======== RECORDS FOR THIS EXERCISE ========
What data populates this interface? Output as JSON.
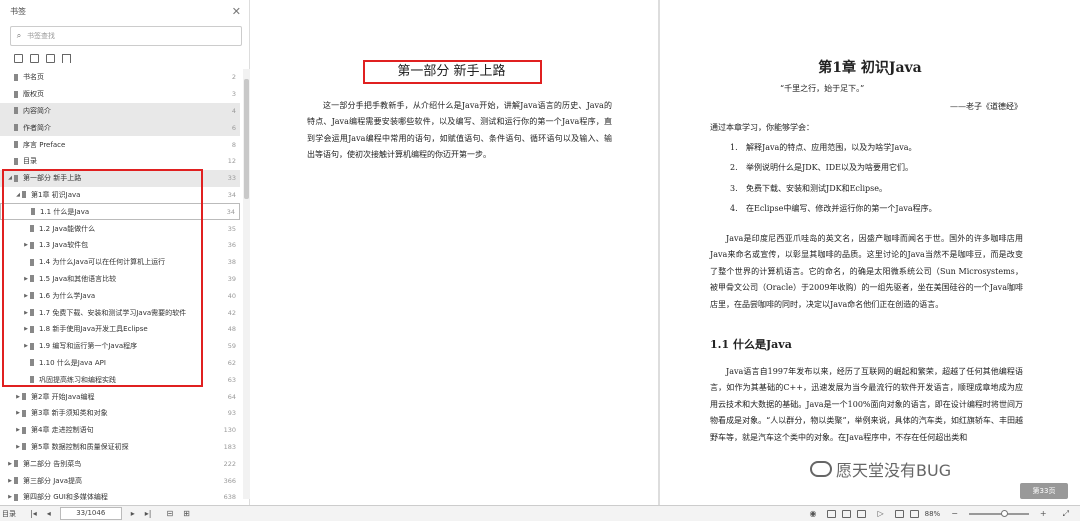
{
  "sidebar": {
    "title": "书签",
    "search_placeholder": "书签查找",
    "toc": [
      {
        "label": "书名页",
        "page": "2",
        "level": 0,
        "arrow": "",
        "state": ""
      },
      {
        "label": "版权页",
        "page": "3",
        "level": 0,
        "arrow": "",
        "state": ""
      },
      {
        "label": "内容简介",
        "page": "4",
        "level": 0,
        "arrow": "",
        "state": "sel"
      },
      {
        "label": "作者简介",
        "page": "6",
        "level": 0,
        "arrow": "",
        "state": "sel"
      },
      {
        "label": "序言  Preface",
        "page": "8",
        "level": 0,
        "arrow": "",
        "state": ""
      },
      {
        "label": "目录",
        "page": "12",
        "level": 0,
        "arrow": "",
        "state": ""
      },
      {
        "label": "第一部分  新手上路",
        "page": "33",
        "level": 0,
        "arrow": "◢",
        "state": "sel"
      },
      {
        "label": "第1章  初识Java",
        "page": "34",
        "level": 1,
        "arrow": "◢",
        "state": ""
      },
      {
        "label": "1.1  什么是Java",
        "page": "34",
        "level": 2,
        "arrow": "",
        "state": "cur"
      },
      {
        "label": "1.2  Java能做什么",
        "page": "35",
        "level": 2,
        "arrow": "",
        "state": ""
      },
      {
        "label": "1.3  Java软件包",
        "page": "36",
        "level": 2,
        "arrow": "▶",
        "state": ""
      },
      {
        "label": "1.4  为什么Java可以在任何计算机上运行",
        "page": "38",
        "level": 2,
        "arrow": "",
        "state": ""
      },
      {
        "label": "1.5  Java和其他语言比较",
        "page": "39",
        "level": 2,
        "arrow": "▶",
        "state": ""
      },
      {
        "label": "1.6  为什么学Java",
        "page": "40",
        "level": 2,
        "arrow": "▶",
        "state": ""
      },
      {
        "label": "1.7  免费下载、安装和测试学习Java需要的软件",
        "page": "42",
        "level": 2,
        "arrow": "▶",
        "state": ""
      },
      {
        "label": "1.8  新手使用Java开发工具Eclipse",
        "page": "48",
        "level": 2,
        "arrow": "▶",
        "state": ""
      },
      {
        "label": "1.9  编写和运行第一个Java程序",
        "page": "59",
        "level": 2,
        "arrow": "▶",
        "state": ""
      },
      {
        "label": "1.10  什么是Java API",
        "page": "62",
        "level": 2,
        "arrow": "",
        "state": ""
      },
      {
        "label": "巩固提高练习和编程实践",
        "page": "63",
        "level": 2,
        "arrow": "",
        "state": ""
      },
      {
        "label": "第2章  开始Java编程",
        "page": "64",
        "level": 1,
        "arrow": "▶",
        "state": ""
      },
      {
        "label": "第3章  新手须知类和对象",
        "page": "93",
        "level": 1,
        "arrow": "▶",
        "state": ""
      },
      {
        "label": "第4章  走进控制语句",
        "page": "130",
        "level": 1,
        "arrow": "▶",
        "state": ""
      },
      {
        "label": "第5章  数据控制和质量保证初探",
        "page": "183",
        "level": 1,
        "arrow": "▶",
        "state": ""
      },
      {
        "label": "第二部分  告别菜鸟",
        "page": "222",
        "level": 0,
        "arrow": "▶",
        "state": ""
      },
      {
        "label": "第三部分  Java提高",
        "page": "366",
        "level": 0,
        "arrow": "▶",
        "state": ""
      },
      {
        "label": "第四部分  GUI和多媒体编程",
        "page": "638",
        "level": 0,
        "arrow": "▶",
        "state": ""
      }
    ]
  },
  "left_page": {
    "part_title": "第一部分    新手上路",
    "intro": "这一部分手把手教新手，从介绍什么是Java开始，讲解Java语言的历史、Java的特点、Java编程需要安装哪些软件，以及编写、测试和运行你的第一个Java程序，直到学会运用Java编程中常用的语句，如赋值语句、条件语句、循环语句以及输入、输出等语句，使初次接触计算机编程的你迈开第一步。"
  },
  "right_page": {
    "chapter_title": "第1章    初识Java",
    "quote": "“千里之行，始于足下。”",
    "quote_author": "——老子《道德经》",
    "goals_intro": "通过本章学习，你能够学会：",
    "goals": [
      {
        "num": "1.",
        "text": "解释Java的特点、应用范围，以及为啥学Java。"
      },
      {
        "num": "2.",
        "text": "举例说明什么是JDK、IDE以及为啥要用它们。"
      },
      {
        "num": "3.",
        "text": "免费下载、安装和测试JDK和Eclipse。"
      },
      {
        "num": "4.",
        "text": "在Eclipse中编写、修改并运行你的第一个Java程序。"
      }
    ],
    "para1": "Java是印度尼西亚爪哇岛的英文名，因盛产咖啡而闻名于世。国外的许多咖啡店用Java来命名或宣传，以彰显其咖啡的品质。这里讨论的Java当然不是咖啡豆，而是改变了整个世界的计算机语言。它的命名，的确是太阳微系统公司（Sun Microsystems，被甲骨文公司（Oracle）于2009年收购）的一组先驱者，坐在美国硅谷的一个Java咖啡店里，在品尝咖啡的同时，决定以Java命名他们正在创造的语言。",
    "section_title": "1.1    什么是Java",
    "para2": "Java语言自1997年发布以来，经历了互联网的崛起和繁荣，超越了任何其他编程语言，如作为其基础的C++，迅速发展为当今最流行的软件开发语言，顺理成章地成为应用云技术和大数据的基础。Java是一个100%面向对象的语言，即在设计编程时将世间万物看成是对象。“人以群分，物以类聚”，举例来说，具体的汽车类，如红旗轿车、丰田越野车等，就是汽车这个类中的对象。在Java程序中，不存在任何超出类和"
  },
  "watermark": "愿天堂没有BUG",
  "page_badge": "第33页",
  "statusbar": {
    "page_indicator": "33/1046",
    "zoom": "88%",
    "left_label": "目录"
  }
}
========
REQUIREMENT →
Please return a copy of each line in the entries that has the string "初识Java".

ANSWER TO THIS PROBLEM →
        "label": "第1章  初识Java",
    "chapter_title": "第1章    初识Java",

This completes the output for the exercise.